As it's Christmas I'm not going to complain at the two references to Gran being bionic. Her debut in Cheeky Weekly made it clear that she was a robot but despite this she was often described as bionic during her run in the toothy funster's comic. It's surprising that the mistake was still being made when such descriptions of her attributes contradicted the strip's new title

Gran's abilities suit her to the oft-used 'Helping Santa out of Trouble' plot.



Sunday, 17 December 2017

1981 - A Cheeky Christmas part 3

This third installment of my look through the Christmas 1981 issue of Whoopee! in order to observe the seasonal adventures of our Cheeky Weekly pals who had survived the cancellation of their comic brings us to page 13's Christmas Quiz Time, a workout for Xmas-pud-addled brains that featured the toothy funster and his chums (including Paddywack who was for some reason absent from the cover of that festive edition). I have already posted about this page, so I'll direct you here for the full info.

Next up is Cheeky himself, now in somewhat reduced circumstances. Once he was the star of his own comic, and had begun his Whoopee! run with 4 pages a week, but Christmas '81 finds our grinning pal confined to a 2-page centre spread, and even then he has to share it with strips featuring his slimy sidekick and a bearded, jolly fellow who gets very busy at the end of December. Nevertheless Frank McDiarmid packs the space with a welter of Yuletide gags, as Cheeky meets a good number of his Krazy Town pals. Sadly there's no slap-up feed but the feature concludes with a nice sentiment courtesy of the man with the sleigh and reindeer.

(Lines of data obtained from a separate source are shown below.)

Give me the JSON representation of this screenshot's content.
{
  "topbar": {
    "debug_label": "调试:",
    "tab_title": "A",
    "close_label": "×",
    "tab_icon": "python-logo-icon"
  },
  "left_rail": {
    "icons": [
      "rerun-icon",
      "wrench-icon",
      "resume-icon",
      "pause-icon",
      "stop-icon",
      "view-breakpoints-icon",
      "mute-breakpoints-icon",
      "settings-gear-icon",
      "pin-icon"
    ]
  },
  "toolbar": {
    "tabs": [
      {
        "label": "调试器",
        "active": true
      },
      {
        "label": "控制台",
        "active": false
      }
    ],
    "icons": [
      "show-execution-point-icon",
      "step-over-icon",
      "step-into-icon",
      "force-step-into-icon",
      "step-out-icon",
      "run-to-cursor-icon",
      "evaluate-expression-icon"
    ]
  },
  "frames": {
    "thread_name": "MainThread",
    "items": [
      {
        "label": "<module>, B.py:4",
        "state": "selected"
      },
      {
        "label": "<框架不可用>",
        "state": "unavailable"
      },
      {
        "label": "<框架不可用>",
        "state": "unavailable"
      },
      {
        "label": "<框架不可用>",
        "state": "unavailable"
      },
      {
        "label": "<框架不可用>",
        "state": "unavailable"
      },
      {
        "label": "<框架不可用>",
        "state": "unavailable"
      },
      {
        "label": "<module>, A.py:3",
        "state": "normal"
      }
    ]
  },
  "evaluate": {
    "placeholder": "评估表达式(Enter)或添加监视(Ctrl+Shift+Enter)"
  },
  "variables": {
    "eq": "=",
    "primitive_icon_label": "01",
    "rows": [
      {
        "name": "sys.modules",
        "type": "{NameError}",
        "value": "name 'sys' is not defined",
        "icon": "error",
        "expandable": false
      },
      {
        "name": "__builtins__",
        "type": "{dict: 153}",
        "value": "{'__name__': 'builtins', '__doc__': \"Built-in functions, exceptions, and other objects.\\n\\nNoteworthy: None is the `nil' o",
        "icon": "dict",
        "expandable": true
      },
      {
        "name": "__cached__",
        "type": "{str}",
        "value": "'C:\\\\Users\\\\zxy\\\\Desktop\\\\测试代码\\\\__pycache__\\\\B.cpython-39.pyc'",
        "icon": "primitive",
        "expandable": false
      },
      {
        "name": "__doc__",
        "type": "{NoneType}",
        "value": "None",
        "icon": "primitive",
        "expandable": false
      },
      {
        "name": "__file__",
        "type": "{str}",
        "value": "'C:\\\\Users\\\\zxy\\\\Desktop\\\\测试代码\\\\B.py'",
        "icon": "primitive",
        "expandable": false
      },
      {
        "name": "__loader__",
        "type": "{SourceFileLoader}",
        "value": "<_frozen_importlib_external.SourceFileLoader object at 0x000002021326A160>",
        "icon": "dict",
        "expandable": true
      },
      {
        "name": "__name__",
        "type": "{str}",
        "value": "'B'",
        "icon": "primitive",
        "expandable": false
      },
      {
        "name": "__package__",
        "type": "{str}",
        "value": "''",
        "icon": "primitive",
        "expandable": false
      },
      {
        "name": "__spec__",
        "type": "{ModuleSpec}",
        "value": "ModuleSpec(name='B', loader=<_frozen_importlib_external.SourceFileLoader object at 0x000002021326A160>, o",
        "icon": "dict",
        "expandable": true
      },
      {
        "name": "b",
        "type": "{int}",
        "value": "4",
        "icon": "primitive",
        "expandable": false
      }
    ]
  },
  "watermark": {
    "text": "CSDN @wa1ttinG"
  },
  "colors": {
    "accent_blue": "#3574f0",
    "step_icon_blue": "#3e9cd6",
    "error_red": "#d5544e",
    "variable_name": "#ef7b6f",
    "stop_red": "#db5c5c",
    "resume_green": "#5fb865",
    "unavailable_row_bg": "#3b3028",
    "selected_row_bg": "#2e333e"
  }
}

Whoopee! 26 December 1981
Art: Frank McDiarmid


More from Whoopee! at Christmas '81 soon,